**AIM OF THE EXERCISE:**
List all lines of the data containing the word "Convert".

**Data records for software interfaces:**
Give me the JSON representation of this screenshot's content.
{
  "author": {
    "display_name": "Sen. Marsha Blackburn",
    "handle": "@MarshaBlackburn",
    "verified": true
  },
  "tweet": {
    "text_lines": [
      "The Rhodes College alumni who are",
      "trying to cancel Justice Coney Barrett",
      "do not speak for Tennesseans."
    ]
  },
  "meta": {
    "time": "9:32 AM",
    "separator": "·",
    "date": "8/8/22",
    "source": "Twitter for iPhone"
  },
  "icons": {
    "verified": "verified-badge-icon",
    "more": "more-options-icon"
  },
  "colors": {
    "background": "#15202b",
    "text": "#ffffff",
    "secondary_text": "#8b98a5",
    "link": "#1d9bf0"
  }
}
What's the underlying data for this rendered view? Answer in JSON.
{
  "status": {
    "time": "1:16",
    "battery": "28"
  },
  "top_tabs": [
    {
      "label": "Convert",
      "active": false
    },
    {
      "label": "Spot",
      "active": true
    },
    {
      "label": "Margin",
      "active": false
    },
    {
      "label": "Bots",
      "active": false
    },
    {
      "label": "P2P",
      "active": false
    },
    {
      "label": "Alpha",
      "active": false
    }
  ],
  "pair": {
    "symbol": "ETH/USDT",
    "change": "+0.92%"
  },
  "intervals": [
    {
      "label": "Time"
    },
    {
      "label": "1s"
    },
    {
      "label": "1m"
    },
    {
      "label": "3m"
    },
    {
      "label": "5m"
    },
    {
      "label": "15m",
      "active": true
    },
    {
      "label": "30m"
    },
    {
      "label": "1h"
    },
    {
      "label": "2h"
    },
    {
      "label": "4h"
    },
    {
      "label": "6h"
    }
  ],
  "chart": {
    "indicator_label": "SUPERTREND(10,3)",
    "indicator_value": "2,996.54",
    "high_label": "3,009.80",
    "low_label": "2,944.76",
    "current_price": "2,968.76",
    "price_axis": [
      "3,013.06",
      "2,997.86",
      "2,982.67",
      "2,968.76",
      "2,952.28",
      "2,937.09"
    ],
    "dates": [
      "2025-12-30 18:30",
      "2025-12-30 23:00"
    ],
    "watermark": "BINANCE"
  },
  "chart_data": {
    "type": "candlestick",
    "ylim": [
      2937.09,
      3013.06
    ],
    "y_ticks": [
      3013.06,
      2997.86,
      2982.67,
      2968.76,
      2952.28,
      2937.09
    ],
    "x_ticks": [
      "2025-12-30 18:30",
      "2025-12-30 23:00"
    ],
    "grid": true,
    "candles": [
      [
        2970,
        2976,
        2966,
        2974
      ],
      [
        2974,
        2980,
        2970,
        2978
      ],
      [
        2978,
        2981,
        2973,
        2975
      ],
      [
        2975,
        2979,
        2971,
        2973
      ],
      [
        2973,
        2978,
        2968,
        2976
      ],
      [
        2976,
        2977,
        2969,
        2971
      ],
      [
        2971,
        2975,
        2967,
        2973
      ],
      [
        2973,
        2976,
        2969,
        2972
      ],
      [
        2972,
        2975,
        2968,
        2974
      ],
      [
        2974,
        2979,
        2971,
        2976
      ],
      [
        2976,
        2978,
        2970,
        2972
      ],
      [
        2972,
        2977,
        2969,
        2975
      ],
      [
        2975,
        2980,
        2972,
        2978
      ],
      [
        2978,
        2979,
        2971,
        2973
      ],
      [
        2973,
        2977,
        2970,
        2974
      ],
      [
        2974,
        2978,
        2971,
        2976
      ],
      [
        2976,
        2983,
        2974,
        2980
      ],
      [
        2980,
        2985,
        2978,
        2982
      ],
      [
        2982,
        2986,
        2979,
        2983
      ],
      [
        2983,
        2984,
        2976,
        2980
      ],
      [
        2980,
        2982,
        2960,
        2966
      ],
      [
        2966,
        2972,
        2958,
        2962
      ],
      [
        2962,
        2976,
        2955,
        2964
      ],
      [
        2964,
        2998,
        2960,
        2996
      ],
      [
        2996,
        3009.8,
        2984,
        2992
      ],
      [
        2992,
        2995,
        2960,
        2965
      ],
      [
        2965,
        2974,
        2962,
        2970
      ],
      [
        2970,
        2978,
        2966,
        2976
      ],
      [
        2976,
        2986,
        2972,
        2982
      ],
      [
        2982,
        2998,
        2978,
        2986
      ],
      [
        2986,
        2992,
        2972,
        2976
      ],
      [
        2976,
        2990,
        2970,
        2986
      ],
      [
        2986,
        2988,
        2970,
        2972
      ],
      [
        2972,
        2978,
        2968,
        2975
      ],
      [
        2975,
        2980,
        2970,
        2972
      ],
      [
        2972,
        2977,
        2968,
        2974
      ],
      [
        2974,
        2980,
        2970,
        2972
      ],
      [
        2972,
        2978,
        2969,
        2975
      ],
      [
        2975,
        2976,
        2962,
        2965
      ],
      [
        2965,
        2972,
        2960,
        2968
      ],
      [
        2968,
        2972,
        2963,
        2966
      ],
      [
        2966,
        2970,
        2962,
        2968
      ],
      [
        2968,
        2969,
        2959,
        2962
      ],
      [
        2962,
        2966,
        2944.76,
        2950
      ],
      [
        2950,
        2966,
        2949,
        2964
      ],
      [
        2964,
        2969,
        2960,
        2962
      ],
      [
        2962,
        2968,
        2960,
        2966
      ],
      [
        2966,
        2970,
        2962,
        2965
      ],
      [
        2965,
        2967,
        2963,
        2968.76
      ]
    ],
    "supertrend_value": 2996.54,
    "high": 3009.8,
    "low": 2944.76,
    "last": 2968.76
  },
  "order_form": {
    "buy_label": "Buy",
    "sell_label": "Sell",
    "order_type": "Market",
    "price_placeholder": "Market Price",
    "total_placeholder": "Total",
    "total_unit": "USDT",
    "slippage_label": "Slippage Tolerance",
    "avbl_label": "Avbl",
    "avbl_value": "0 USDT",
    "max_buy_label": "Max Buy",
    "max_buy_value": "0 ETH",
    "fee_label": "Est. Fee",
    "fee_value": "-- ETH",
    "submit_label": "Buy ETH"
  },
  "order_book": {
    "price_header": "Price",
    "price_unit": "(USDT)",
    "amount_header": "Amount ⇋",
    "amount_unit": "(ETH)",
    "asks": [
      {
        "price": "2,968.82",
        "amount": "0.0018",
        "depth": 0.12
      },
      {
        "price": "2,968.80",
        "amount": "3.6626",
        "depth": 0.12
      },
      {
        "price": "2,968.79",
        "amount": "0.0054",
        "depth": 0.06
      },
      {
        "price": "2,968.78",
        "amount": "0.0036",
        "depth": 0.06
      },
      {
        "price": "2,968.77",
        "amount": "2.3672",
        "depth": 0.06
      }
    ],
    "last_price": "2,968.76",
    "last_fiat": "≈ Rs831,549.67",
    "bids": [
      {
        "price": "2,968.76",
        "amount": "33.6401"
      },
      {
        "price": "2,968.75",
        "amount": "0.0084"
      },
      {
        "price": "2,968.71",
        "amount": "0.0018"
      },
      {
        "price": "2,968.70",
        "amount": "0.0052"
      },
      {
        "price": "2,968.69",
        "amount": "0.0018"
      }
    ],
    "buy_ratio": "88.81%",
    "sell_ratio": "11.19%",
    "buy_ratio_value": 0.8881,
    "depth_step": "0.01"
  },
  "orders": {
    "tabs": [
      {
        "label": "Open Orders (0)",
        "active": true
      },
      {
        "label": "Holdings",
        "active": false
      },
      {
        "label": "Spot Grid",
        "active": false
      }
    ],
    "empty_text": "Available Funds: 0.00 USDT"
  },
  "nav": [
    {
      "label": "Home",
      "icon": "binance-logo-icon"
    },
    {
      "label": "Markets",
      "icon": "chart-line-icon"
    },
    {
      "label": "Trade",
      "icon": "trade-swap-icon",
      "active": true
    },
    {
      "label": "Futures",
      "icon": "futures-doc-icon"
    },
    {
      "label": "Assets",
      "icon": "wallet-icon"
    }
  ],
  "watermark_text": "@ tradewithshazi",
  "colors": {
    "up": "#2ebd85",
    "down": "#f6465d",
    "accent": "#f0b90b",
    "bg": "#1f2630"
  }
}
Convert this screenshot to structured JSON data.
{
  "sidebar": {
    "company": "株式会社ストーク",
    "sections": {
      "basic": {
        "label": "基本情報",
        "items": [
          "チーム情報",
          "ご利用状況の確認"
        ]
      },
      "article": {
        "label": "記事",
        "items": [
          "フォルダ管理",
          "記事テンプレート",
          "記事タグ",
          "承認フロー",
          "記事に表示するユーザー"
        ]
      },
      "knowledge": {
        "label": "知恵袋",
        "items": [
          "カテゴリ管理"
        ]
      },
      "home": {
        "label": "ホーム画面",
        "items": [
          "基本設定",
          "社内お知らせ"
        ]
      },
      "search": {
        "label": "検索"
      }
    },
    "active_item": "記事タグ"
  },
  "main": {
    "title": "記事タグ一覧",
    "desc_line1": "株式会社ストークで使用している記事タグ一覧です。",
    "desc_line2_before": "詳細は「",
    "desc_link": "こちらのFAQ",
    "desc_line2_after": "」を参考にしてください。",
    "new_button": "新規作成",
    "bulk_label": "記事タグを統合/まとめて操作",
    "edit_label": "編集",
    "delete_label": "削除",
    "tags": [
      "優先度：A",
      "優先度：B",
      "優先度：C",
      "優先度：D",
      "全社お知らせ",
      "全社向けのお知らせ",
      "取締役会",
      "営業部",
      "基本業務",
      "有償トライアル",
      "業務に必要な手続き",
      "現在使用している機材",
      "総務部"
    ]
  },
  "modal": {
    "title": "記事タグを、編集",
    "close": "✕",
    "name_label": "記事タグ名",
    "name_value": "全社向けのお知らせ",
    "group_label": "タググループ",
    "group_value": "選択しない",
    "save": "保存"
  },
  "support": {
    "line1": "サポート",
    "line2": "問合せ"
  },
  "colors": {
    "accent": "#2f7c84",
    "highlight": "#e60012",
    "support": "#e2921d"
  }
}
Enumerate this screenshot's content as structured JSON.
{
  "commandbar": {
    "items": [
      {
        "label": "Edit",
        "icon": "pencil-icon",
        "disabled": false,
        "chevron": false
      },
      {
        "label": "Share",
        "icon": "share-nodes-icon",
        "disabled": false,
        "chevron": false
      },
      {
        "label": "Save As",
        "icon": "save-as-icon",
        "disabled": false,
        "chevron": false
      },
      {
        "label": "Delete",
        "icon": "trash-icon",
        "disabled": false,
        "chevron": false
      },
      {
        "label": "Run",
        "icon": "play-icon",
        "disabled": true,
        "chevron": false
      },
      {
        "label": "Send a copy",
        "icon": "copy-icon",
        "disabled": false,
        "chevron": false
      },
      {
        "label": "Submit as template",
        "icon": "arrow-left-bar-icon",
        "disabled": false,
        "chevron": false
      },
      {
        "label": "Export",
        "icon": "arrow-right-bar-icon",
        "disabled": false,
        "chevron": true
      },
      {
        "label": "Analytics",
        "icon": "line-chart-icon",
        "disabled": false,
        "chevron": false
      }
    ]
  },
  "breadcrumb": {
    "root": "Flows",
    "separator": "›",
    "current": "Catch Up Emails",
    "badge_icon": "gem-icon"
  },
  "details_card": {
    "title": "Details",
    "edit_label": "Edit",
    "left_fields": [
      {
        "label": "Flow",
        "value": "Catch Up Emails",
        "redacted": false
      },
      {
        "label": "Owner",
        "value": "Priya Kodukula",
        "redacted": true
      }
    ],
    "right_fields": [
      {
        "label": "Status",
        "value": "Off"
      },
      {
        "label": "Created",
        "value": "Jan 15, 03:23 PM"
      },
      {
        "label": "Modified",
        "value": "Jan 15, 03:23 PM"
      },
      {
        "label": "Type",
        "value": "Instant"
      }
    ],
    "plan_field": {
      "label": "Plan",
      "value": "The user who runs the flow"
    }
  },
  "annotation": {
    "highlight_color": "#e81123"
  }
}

**ANSWER TO THIS TASK:**
      "label": "Convert",
Convert this screenshot to structured JSON data.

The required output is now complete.